Records from a dataset
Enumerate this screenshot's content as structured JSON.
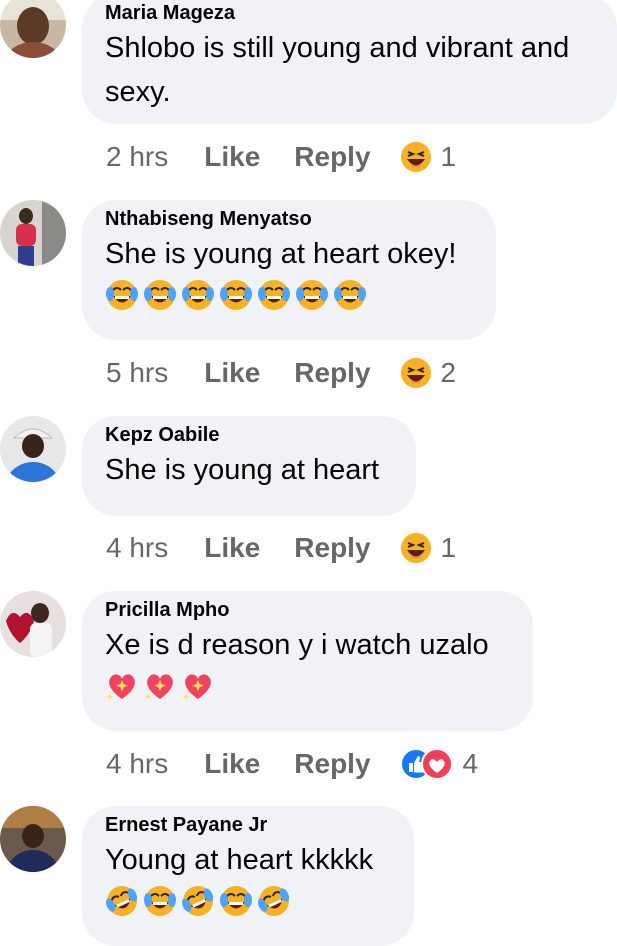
{
  "comments": [
    {
      "author": "Maria Mageza",
      "lines": [
        "Shlobo is still young and vibrant and",
        "sexy."
      ],
      "emojis": [],
      "time": "2 hrs",
      "like": "Like",
      "reply": "Reply",
      "reaction_icon": "haha-reaction-icon",
      "reaction_count": "1"
    },
    {
      "author": "Nthabiseng Menyatso",
      "lines": [
        "She is young at heart okey!"
      ],
      "emojis": [
        "tears-of-joy-emoji",
        "tears-of-joy-emoji",
        "tears-of-joy-emoji",
        "tears-of-joy-emoji",
        "tears-of-joy-emoji",
        "tears-of-joy-emoji",
        "tears-of-joy-emoji"
      ],
      "time": "5 hrs",
      "like": "Like",
      "reply": "Reply",
      "reaction_icon": "haha-reaction-icon",
      "reaction_count": "2"
    },
    {
      "author": "Kepz Oabile",
      "lines": [
        "She is young at heart"
      ],
      "emojis": [],
      "time": "4 hrs",
      "like": "Like",
      "reply": "Reply",
      "reaction_icon": "haha-reaction-icon",
      "reaction_count": "1"
    },
    {
      "author": "Pricilla Mpho",
      "lines": [
        "Xe is d reason y i watch uzalo"
      ],
      "emojis": [
        "sparkling-heart-emoji",
        "sparkling-heart-emoji",
        "sparkling-heart-emoji"
      ],
      "time": "4 hrs",
      "like": "Like",
      "reply": "Reply",
      "reaction_icon": "like-love-reaction-icon",
      "reaction_count": "4"
    },
    {
      "author": "Ernest Payane Jr",
      "lines": [
        "Young at heart kkkkk"
      ],
      "emojis": [
        "rolling-laughing-emoji",
        "tears-of-joy-emoji",
        "rolling-laughing-emoji",
        "tears-of-joy-emoji",
        "rolling-laughing-emoji"
      ],
      "time": "",
      "like": "",
      "reply": "",
      "reaction_icon": "",
      "reaction_count": ""
    }
  ],
  "colors": {
    "bubble": "#f0f2f5",
    "meta_text": "#65676b",
    "like_blue": "#1877f2",
    "love_red": "#f33e58",
    "haha_yellow": "#f7b125"
  }
}
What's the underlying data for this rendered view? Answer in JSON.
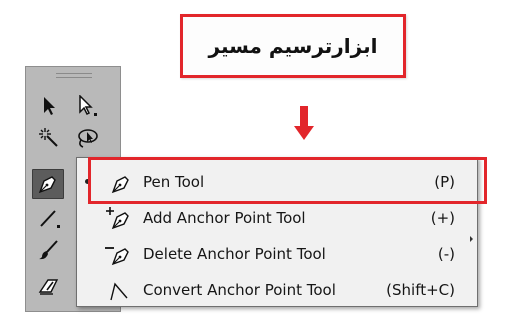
{
  "callout": {
    "text": "ابزارترسیم مسیر"
  },
  "toolbox": {
    "tools": [
      {
        "icon": "selection-arrow-icon"
      },
      {
        "icon": "direct-selection-arrow-icon"
      },
      {
        "icon": "magic-wand-icon"
      },
      {
        "icon": "lasso-icon"
      },
      {
        "icon": "pen-icon"
      },
      {
        "icon": "line-segment-icon"
      },
      {
        "icon": "paintbrush-icon"
      },
      {
        "icon": "pencil-eraser-icon"
      }
    ]
  },
  "flyout": {
    "items": [
      {
        "label": "Pen Tool",
        "shortcut": "(P)",
        "icon": "pen-icon",
        "selected": true
      },
      {
        "label": "Add Anchor Point Tool",
        "shortcut": "(+)",
        "icon": "add-anchor-pen-icon",
        "selected": false
      },
      {
        "label": "Delete Anchor Point Tool",
        "shortcut": "(-)",
        "icon": "delete-anchor-pen-icon",
        "selected": false
      },
      {
        "label": "Convert Anchor Point Tool",
        "shortcut": "(Shift+C)",
        "icon": "convert-anchor-icon",
        "selected": false
      }
    ]
  },
  "colors": {
    "highlight": "#e2262b",
    "arrow": "#e2262b",
    "toolbox_bg": "#b9b9b9",
    "menu_bg": "#f1f1f1"
  }
}
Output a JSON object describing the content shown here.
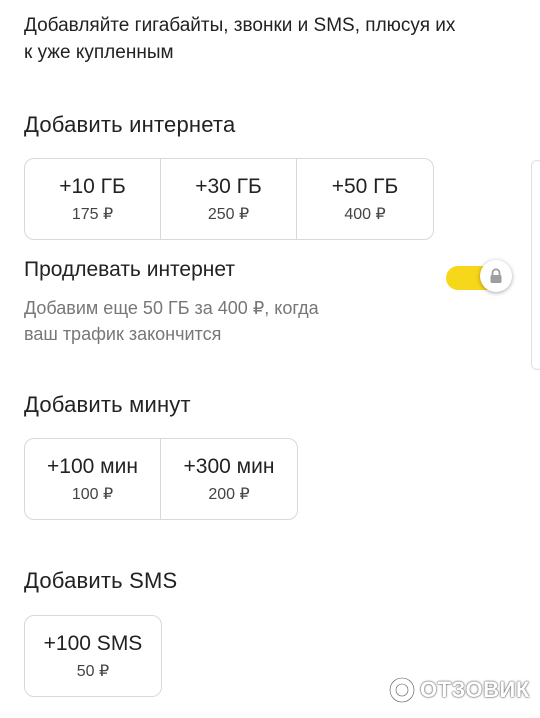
{
  "intro": {
    "line1": "Добавляйте гигабайты, звонки и SMS, плюсуя их",
    "line2": "к уже купленным"
  },
  "internet": {
    "title": "Добавить интернета",
    "options": [
      {
        "amount": "+10 ГБ",
        "price": "175 ₽"
      },
      {
        "amount": "+30 ГБ",
        "price": "250 ₽"
      },
      {
        "amount": "+50 ГБ",
        "price": "400 ₽"
      }
    ]
  },
  "renew": {
    "title": "Продлевать интернет",
    "line1": "Добавим еще 50 ГБ за 400 ₽, когда",
    "line2": "ваш трафик закончится",
    "toggle_on": true,
    "toggle_locked": true,
    "accent": "#f7d71a"
  },
  "minutes": {
    "title": "Добавить минут",
    "options": [
      {
        "amount": "+100 мин",
        "price": "100 ₽"
      },
      {
        "amount": "+300 мин",
        "price": "200 ₽"
      }
    ]
  },
  "sms": {
    "title": "Добавить SMS",
    "options": [
      {
        "amount": "+100 SMS",
        "price": "50 ₽"
      }
    ]
  },
  "watermark": {
    "text": "ОТЗОВИК"
  }
}
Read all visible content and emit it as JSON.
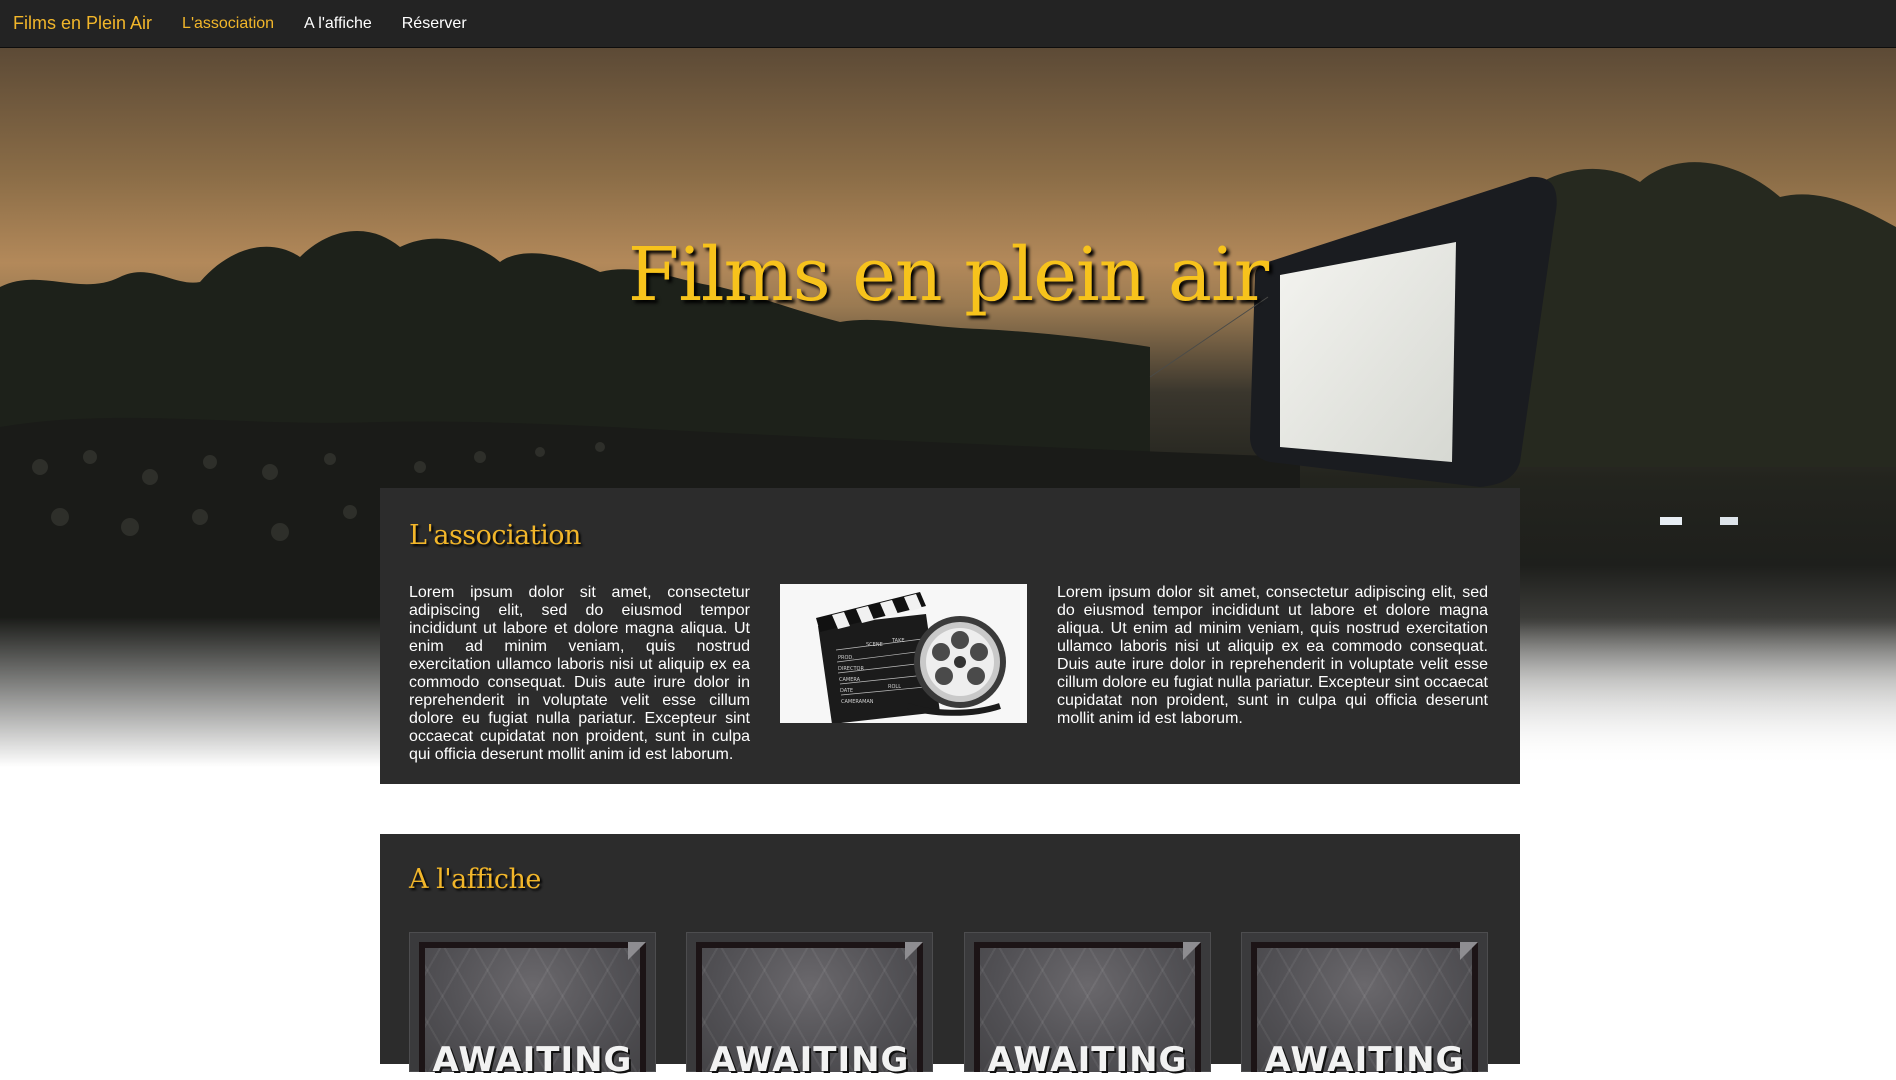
{
  "nav": {
    "brand": "Films en Plein Air",
    "items": [
      {
        "label": "L'association",
        "active": true
      },
      {
        "label": "A l'affiche",
        "active": false
      },
      {
        "label": "Réserver",
        "active": false
      }
    ]
  },
  "hero": {
    "title": "Films en plein air"
  },
  "association": {
    "title": "L'association",
    "text_left": "Lorem ipsum dolor sit amet, consectetur adipiscing elit, sed do eiusmod tempor incididunt ut labore et dolore magna aliqua. Ut enim ad minim veniam, quis nostrud exercitation ullamco laboris nisi ut aliquip ex ea commodo consequat. Duis aute irure dolor in reprehenderit in voluptate velit esse cillum dolore eu fugiat nulla pariatur. Excepteur sint occaecat cupidatat non proident, sunt in culpa qui officia deserunt mollit anim id est laborum.",
    "image_label": "clapperboard-film-reel-image",
    "clapper_labels": [
      "SCENE",
      "TAKE",
      "ROLL",
      "PROD.",
      "DIRECTOR",
      "CAMERA",
      "DATE",
      "CAMERAMAN"
    ],
    "text_right": "Lorem ipsum dolor sit amet, consectetur adipiscing elit, sed do eiusmod tempor incididunt ut labore et dolore magna aliqua. Ut enim ad minim veniam, quis nostrud exercitation ullamco laboris nisi ut aliquip ex ea commodo consequat. Duis aute irure dolor in reprehenderit in voluptate velit esse cillum dolore eu fugiat nulla pariatur. Excepteur sint occaecat cupidatat non proident, sunt in culpa qui officia deserunt mollit anim id est laborum."
  },
  "affiche": {
    "title": "A l'affiche",
    "posters": [
      {
        "label": "AWAITING"
      },
      {
        "label": "AWAITING"
      },
      {
        "label": "AWAITING"
      },
      {
        "label": "AWAITING"
      }
    ]
  },
  "colors": {
    "accent": "#f2b62a",
    "navbar": "#232323",
    "section_bg": "#2c2c2c"
  }
}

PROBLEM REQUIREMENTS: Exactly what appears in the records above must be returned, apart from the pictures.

WORKED SOLUTION:
Enumerate this screenshot's content as structured JSON.
{
  "comments": [
    {
      "author": "Maria Mageza",
      "lines": [
        "Shlobo is still young and vibrant and",
        "sexy."
      ],
      "emojis": [],
      "time": "2 hrs",
      "like": "Like",
      "reply": "Reply",
      "reaction_icon": "haha-reaction-icon",
      "reaction_count": "1"
    },
    {
      "author": "Nthabiseng Menyatso",
      "lines": [
        "She is young at heart okey!"
      ],
      "emojis": [
        "tears-of-joy-emoji",
        "tears-of-joy-emoji",
        "tears-of-joy-emoji",
        "tears-of-joy-emoji",
        "tears-of-joy-emoji",
        "tears-of-joy-emoji",
        "tears-of-joy-emoji"
      ],
      "time": "5 hrs",
      "like": "Like",
      "reply": "Reply",
      "reaction_icon": "haha-reaction-icon",
      "reaction_count": "2"
    },
    {
      "author": "Kepz Oabile",
      "lines": [
        "She is young at heart"
      ],
      "emojis": [],
      "time": "4 hrs",
      "like": "Like",
      "reply": "Reply",
      "reaction_icon": "haha-reaction-icon",
      "reaction_count": "1"
    },
    {
      "author": "Pricilla Mpho",
      "lines": [
        "Xe is d reason y i watch uzalo"
      ],
      "emojis": [
        "sparkling-heart-emoji",
        "sparkling-heart-emoji",
        "sparkling-heart-emoji"
      ],
      "time": "4 hrs",
      "like": "Like",
      "reply": "Reply",
      "reaction_icon": "like-love-reaction-icon",
      "reaction_count": "4"
    },
    {
      "author": "Ernest Payane Jr",
      "lines": [
        "Young at heart kkkkk"
      ],
      "emojis": [
        "rolling-laughing-emoji",
        "tears-of-joy-emoji",
        "rolling-laughing-emoji",
        "tears-of-joy-emoji",
        "rolling-laughing-emoji"
      ],
      "time": "",
      "like": "",
      "reply": "",
      "reaction_icon": "",
      "reaction_count": ""
    }
  ],
  "colors": {
    "bubble": "#f0f2f5",
    "meta_text": "#65676b",
    "like_blue": "#1877f2",
    "love_red": "#f33e58",
    "haha_yellow": "#f7b125"
  }
}
What's the underlying data for this rendered view? Answer in JSON.
{
  "callout": {
    "text": "ابزارترسیم مسیر"
  },
  "toolbox": {
    "tools": [
      {
        "icon": "selection-arrow-icon"
      },
      {
        "icon": "direct-selection-arrow-icon"
      },
      {
        "icon": "magic-wand-icon"
      },
      {
        "icon": "lasso-icon"
      },
      {
        "icon": "pen-icon"
      },
      {
        "icon": "line-segment-icon"
      },
      {
        "icon": "paintbrush-icon"
      },
      {
        "icon": "pencil-eraser-icon"
      }
    ]
  },
  "flyout": {
    "items": [
      {
        "label": "Pen Tool",
        "shortcut": "(P)",
        "icon": "pen-icon",
        "selected": true
      },
      {
        "label": "Add Anchor Point Tool",
        "shortcut": "(+)",
        "icon": "add-anchor-pen-icon",
        "selected": false
      },
      {
        "label": "Delete Anchor Point Tool",
        "shortcut": "(-)",
        "icon": "delete-anchor-pen-icon",
        "selected": false
      },
      {
        "label": "Convert Anchor Point Tool",
        "shortcut": "(Shift+C)",
        "icon": "convert-anchor-icon",
        "selected": false
      }
    ]
  },
  "colors": {
    "highlight": "#e2262b",
    "arrow": "#e2262b",
    "toolbox_bg": "#b9b9b9",
    "menu_bg": "#f1f1f1"
  }
}
Output a JSON object describing the content shown here.
{
  "intro": {
    "line1": "Добавляйте гигабайты, звонки и SMS, плюсуя их",
    "line2": "к уже купленным"
  },
  "internet": {
    "title": "Добавить интернета",
    "options": [
      {
        "amount": "+10 ГБ",
        "price": "175 ₽"
      },
      {
        "amount": "+30 ГБ",
        "price": "250 ₽"
      },
      {
        "amount": "+50 ГБ",
        "price": "400 ₽"
      }
    ]
  },
  "renew": {
    "title": "Продлевать интернет",
    "line1": "Добавим еще 50 ГБ за 400 ₽, когда",
    "line2": "ваш трафик закончится",
    "toggle_on": true,
    "toggle_locked": true,
    "accent": "#f7d71a"
  },
  "minutes": {
    "title": "Добавить минут",
    "options": [
      {
        "amount": "+100 мин",
        "price": "100 ₽"
      },
      {
        "amount": "+300 мин",
        "price": "200 ₽"
      }
    ]
  },
  "sms": {
    "title": "Добавить SMS",
    "options": [
      {
        "amount": "+100 SMS",
        "price": "50 ₽"
      }
    ]
  },
  "watermark": {
    "text": "ОТЗОВИК"
  }
}
Read all visible content and emit it as JSON.
{
  "nav": {
    "brand": "Films en Plein Air",
    "items": [
      {
        "label": "L'association",
        "active": true
      },
      {
        "label": "A l'affiche",
        "active": false
      },
      {
        "label": "Réserver",
        "active": false
      }
    ]
  },
  "hero": {
    "title": "Films en plein air"
  },
  "association": {
    "title": "L'association",
    "text_left": "Lorem ipsum dolor sit amet, consectetur adipiscing elit, sed do eiusmod tempor incididunt ut labore et dolore magna aliqua. Ut enim ad minim veniam, quis nostrud exercitation ullamco laboris nisi ut aliquip ex ea commodo consequat. Duis aute irure dolor in reprehenderit in voluptate velit esse cillum dolore eu fugiat nulla pariatur. Excepteur sint occaecat cupidatat non proident, sunt in culpa qui officia deserunt mollit anim id est laborum.",
    "image_label": "clapperboard-film-reel-image",
    "clapper_labels": [
      "SCENE",
      "TAKE",
      "ROLL",
      "PROD.",
      "DIRECTOR",
      "CAMERA",
      "DATE",
      "CAMERAMAN"
    ],
    "text_right": "Lorem ipsum dolor sit amet, consectetur adipiscing elit, sed do eiusmod tempor incididunt ut labore et dolore magna aliqua. Ut enim ad minim veniam, quis nostrud exercitation ullamco laboris nisi ut aliquip ex ea commodo consequat. Duis aute irure dolor in reprehenderit in voluptate velit esse cillum dolore eu fugiat nulla pariatur. Excepteur sint occaecat cupidatat non proident, sunt in culpa qui officia deserunt mollit anim id est laborum."
  },
  "affiche": {
    "title": "A l'affiche",
    "posters": [
      {
        "label": "AWAITING"
      },
      {
        "label": "AWAITING"
      },
      {
        "label": "AWAITING"
      },
      {
        "label": "AWAITING"
      }
    ]
  },
  "colors": {
    "accent": "#f2b62a",
    "navbar": "#232323",
    "section_bg": "#2c2c2c"
  }
}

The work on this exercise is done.